Mere hours after announcing the implementation of NFTs, indie developer and publisher Team17 have ended their “MetaWorms” project. In their statement, they state: “We have listened to our Teamsters, development partners, and our games’ communities, and the concerns they’ve expressed, and have therefore taken the decision to step back from the NFT space.”
Original story below:
Worms developer and recent indie publishing label Team17 has announced the creation of MetaWorms, an NFT statuette sold through Reality Gaming Group.
The art, frankly, looks horrible. The website promises that each statue is a “generative NFT art project,” which is possibly the most pointless sentence I’ve ever read. It means some poorly programmed algorithm will throw together a random ass collection of worm pieces and make some hideous Frankenstein’s monster-worm. I’m sorry, I am just tired of writing about NFTs, of having them take up my brain space and precious time on this Earth because they are simply the worst.
Thankfully, I’m not alone. Two of Team 17’s more notable partners—Going Under developer Aggro Crab and Yooka-Laylee creators Playtonic Games—have denounced the plan. Being the plucky younger sibling, Aggro Crab’s statement was blunt: “We believe NFTs cannot be environmentally friendly, or useful, and really are just an overall fucking grift.” They have cut ties with the publisher and encourage other independent developers to do the same before stating simply: “I fucking hate it here.”
Their disdain for NFTs and crypto are nothing new; their satirical workplace roguelite Going Under dedicates a whole level to criticizing and lampooning cryptocurrency in the form of StyxCoin.
Being responsible for more kid-friendly games, Playtonic was less crass (don’t worry, I love crass) in their statement.
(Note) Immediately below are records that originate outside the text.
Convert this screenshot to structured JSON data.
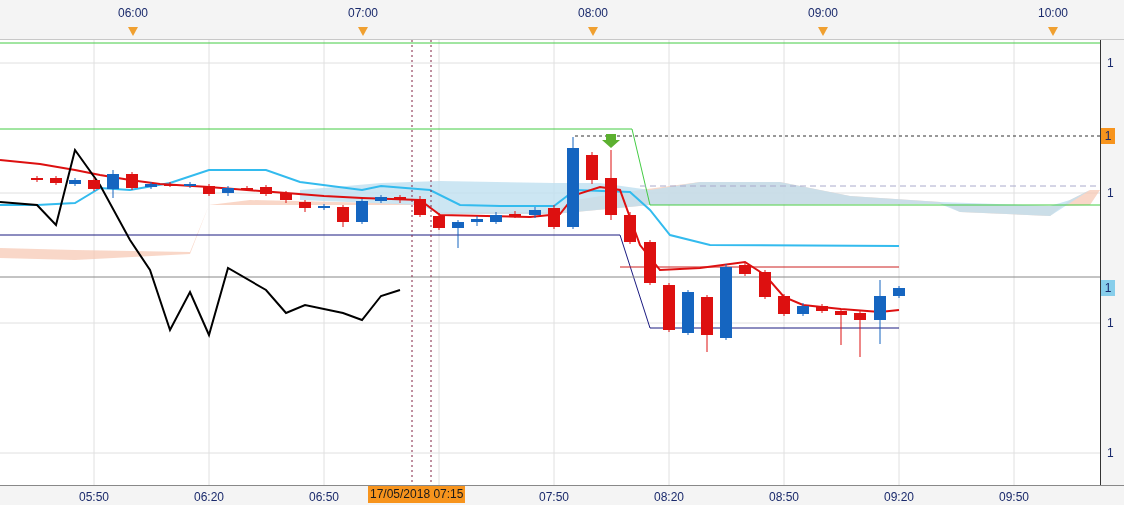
{
  "top_axis": {
    "labels": [
      "06:00",
      "07:00",
      "08:00",
      "09:00",
      "10:00"
    ]
  },
  "bottom_axis": {
    "labels": [
      "05:50",
      "06:20",
      "06:50",
      "07:50",
      "08:20",
      "08:50",
      "09:20",
      "09:50"
    ],
    "cursor_label": "17/05/2018 07:15"
  },
  "price_axis": {
    "labels": [
      "1",
      "1",
      "1",
      "1"
    ],
    "markers": [
      {
        "text": "1",
        "color": "#f7941d"
      },
      {
        "text": "1",
        "color": "#87ceeb"
      }
    ]
  }
}
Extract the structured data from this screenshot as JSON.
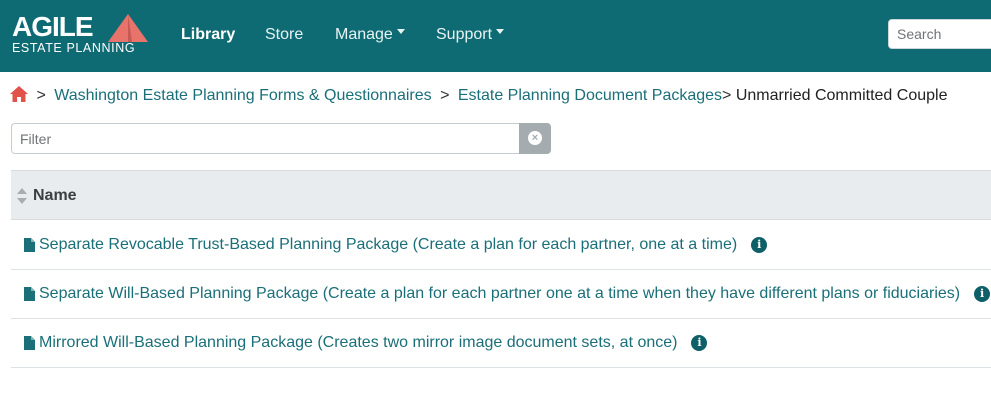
{
  "navbar": {
    "logo_word": "AGILE",
    "logo_sub": "ESTATE PLANNING",
    "links": [
      {
        "label": "Library",
        "active": true,
        "dropdown": false
      },
      {
        "label": "Store",
        "active": false,
        "dropdown": false
      },
      {
        "label": "Manage",
        "active": false,
        "dropdown": true
      },
      {
        "label": "Support",
        "active": false,
        "dropdown": true
      }
    ],
    "search_placeholder": "Search"
  },
  "breadcrumb": {
    "items": [
      "Washington Estate Planning Forms & Questionnaires",
      "Estate Planning Document Packages"
    ],
    "current": "Unmarried Committed Couple"
  },
  "filter": {
    "placeholder": "Filter"
  },
  "table": {
    "column_name": "Name",
    "rows": [
      {
        "title": "Separate Revocable Trust-Based Planning Package (Create a plan for each partner, one at a time)"
      },
      {
        "title": "Separate Will-Based Planning Package (Create a plan for each partner one at a time when they have different plans or fiduciaries)"
      },
      {
        "title": "Mirrored Will-Based Planning Package (Creates two mirror image document sets, at once)"
      }
    ]
  },
  "colors": {
    "navbar_bg": "#0f6b73",
    "link": "#1a6f78",
    "logo_accent": "#e8736a",
    "home_icon": "#e0524a"
  }
}
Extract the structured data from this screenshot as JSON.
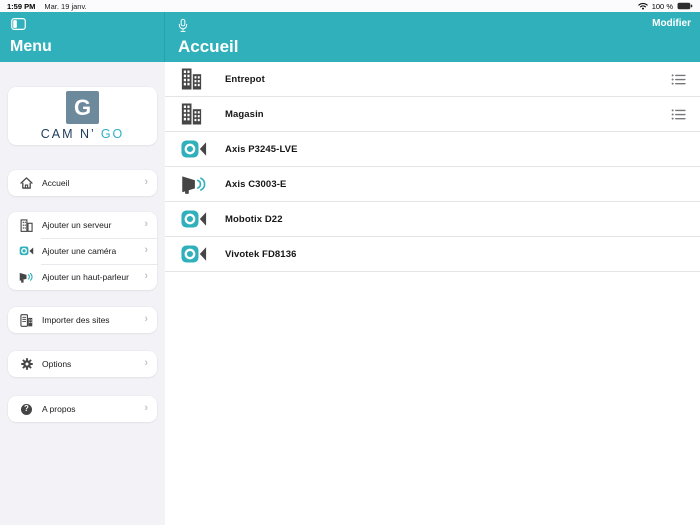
{
  "status_bar": {
    "time": "1:59 PM",
    "date": "Mar. 19 janv.",
    "battery": "100 %"
  },
  "sidebar": {
    "title": "Menu",
    "logo": {
      "monogram": "G",
      "text_primary": "CAM N’",
      "text_secondary": "GO"
    },
    "items": [
      {
        "label": "Accueil",
        "icon": "home-icon"
      },
      {
        "label": "Ajouter un serveur",
        "icon": "building-icon"
      },
      {
        "label": "Ajouter une caméra",
        "icon": "camera-icon"
      },
      {
        "label": "Ajouter un haut-parleur",
        "icon": "megaphone-icon"
      },
      {
        "label": "Importer des sites",
        "icon": "import-sites-icon"
      },
      {
        "label": "Options",
        "icon": "gear-icon"
      },
      {
        "label": "A propos",
        "icon": "question-icon"
      }
    ]
  },
  "header": {
    "title": "Accueil",
    "edit_button": "Modifier",
    "mic_icon": "microphone-icon"
  },
  "list": {
    "items": [
      {
        "label": "Entrepot",
        "icon": "buildings-icon",
        "trailing": "list-bullet-icon"
      },
      {
        "label": "Magasin",
        "icon": "buildings-icon",
        "trailing": "list-bullet-icon"
      },
      {
        "label": "Axis P3245-LVE",
        "icon": "camera-icon",
        "trailing": null
      },
      {
        "label": "Axis C3003-E",
        "icon": "megaphone-icon",
        "trailing": null
      },
      {
        "label": "Mobotix D22",
        "icon": "camera-icon",
        "trailing": null
      },
      {
        "label": "Vivotek FD8136",
        "icon": "camera-icon",
        "trailing": null
      }
    ]
  },
  "colors": {
    "accent_teal": "#30b0ba",
    "icon_dark": "#454545",
    "logo_navy": "#1e3b5c",
    "logo_teal": "#2db0c3",
    "logo_slate": "#6d8a9d",
    "sidebar_bg": "#f2f2f7"
  }
}
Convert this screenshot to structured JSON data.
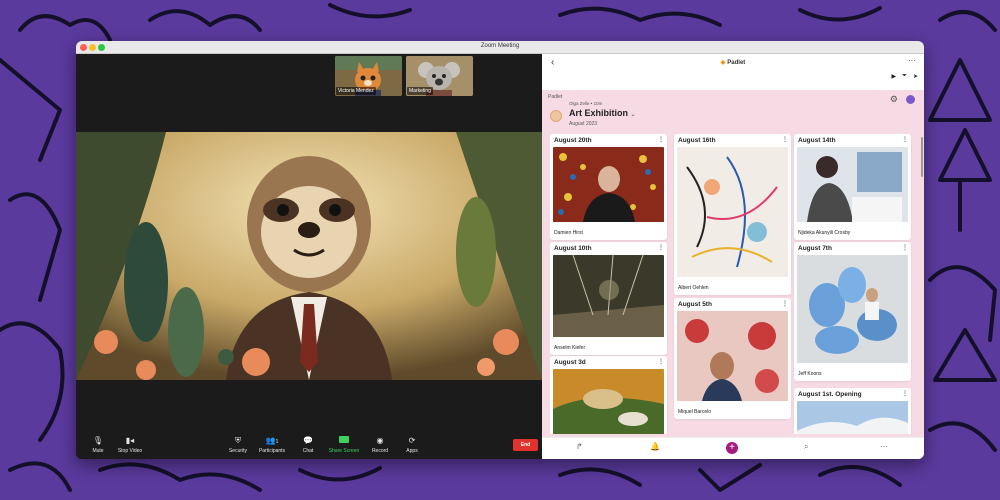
{
  "window": {
    "title": "Zoom Meeting"
  },
  "zoom": {
    "participants": [
      {
        "name": "Victoria Mendez"
      },
      {
        "name": "Marketing"
      }
    ],
    "controls": {
      "mute": "Mute",
      "stop_video": "Stop Video",
      "security": "Security",
      "participants": "Participants",
      "participants_count": "1",
      "chat": "Chat",
      "share_screen": "Share Screen",
      "record": "Record",
      "apps": "Apps",
      "end": "End"
    }
  },
  "padlet": {
    "app_name": "Padlet",
    "breadcrumb": "Padlet",
    "author": "Olga Zelle • 10m",
    "board_title": "Art Exhibition",
    "board_subtitle": "August 2023",
    "cards": [
      {
        "title": "August 20th",
        "caption": "Damien Hirst"
      },
      {
        "title": "August 16th",
        "caption": "Albert Oehlen"
      },
      {
        "title": "August 14th",
        "caption": "Njideka Akunyili Crosby"
      },
      {
        "title": "August 10th",
        "caption": "Anselm Kiefer"
      },
      {
        "title": "August 5th",
        "caption": "Miquel Barcelo"
      },
      {
        "title": "August 7th",
        "caption": "Jeff Koons"
      },
      {
        "title": "August 3d",
        "caption": ""
      },
      {
        "title": "August 1st. Opening",
        "caption": ""
      }
    ]
  },
  "colors": {
    "background": "#5b3a9e",
    "padlet_bg": "#f7dbe4",
    "end_button": "#e0332d",
    "share_green": "#3fd15e",
    "add_button": "#a3197c"
  }
}
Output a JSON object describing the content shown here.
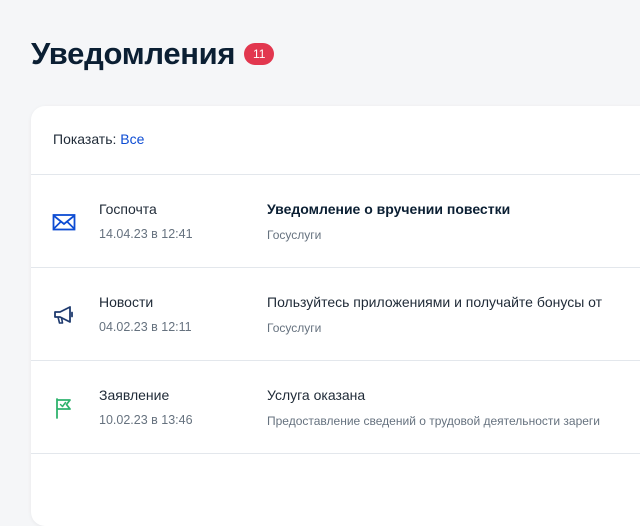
{
  "header": {
    "title": "Уведомления",
    "badge_count": "11"
  },
  "filter": {
    "label": "Показать:",
    "value": "Все"
  },
  "colors": {
    "accent": "#0d4cd3",
    "badge": "#e2374f",
    "icon_blue": "#0d4cd3",
    "icon_green": "#2fb36e"
  },
  "notifications": [
    {
      "icon": "envelope-icon",
      "category": "Госпочта",
      "date": "14.04.23 в 12:41",
      "title": "Уведомление о вручении повестки",
      "source": "Госуслуги",
      "unread": true
    },
    {
      "icon": "megaphone-icon",
      "category": "Новости",
      "date": "04.02.23 в 12:11",
      "title": "Пользуйтесь приложениями и получайте бонусы от",
      "source": "Госуслуги",
      "unread": false
    },
    {
      "icon": "flag-icon",
      "category": "Заявление",
      "date": "10.02.23 в 13:46",
      "title": "Услуга оказана",
      "source": "Предоставление сведений о трудовой деятельности зареги",
      "unread": false
    }
  ]
}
They simply denounce the use of NFTs in the gaming space and wider world, and ask angry consumers to be aware that many of the developers did not know of Team 17’s plan until everyone else did.
While it’s tiring to write up new NFT news weekly, it’s wildly refreshing to have companies fight back against their corporate mandates and enact actual change within the industry. Sure, this is only in the indie space and Square Enix and Ubisoft among others will still chase the white whale. But the little guys won’t back down, and that’s a reassuring notion.